ZSR Auditorium, Tuesday, September 12th 11:00am
Refreshments provided

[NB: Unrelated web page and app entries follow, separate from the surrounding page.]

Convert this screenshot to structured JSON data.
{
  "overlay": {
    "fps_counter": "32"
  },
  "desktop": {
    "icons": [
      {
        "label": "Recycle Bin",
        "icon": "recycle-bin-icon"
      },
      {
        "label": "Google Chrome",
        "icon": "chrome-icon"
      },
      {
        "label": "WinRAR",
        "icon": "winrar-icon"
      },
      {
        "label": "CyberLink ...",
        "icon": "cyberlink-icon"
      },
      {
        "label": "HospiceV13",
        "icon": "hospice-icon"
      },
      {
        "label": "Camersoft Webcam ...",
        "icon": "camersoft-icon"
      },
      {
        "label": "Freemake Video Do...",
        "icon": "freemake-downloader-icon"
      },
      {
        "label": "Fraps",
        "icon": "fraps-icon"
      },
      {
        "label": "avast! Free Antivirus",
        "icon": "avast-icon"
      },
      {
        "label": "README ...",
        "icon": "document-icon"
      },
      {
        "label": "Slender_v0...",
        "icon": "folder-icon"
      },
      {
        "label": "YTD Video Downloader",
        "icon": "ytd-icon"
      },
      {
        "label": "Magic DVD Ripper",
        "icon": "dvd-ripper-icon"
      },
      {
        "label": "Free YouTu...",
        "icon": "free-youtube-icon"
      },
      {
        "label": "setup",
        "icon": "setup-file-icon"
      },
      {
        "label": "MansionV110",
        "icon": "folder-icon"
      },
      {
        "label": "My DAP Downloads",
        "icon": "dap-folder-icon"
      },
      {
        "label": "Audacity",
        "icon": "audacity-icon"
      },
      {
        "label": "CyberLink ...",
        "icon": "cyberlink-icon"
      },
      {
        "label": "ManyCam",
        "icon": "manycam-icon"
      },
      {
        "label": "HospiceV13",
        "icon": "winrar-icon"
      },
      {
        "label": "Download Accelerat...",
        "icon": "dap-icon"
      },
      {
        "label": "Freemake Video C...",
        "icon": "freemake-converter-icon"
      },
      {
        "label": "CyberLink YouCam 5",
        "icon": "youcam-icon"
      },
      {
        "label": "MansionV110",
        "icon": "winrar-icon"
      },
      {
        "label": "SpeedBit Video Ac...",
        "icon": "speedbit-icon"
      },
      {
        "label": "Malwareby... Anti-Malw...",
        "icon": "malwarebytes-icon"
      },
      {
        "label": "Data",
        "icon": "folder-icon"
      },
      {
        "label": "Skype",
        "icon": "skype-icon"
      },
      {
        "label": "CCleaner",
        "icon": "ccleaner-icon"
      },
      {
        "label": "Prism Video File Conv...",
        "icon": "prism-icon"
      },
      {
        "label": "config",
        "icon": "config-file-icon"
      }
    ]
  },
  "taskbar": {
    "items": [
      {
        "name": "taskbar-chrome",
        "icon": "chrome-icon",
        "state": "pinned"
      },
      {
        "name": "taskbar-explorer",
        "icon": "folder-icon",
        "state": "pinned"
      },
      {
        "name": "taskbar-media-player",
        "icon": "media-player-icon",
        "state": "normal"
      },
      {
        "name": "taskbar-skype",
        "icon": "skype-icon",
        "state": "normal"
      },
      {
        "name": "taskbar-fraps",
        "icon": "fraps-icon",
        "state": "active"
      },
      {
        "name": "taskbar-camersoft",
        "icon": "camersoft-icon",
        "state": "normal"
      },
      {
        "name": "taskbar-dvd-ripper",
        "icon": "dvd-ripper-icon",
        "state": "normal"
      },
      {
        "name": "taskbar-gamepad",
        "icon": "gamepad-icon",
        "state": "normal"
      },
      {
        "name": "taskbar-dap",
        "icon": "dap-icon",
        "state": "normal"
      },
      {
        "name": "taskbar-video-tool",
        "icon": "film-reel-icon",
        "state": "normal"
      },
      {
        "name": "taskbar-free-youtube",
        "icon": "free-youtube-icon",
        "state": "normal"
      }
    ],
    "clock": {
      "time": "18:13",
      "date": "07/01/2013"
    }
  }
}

Modeling Directional Extreme Wind Speed Using an Extreme Value Regression Approach Assessing the risk posed by high wind speeds is critical in numerous fields, ranging from structural design to energy generation and climate and weather forecasting. While extreme value (EV) models are commonly employed for extreme wind speed analysis, conventional methods do not consider the directional characteristics of wind behavior, which can significantly impact wind speed characteristics. In this talk, I will briefly overview the traditional parametric extreme value modeling approaches, including block maxima, peaks-over-threshold, and point process methods. I will then introduce our proposed methodology that extends these techniques to estimate extreme wind speeds conditioning on wind direction. As we will see, our approach employs a two-stage algorithm involving estimating parameters of the EV model through directional binning, followed by a harmonic regression to capture the parameter dependence on wind direction. A simulation study designed to evaluate the performance of our proposed methodology and an analysis of the directional wind speed distribution across various climate scenarios will also be discussed. I will conclude my talk by briefly discussing my related work on spatio-temporal wind speed modeling.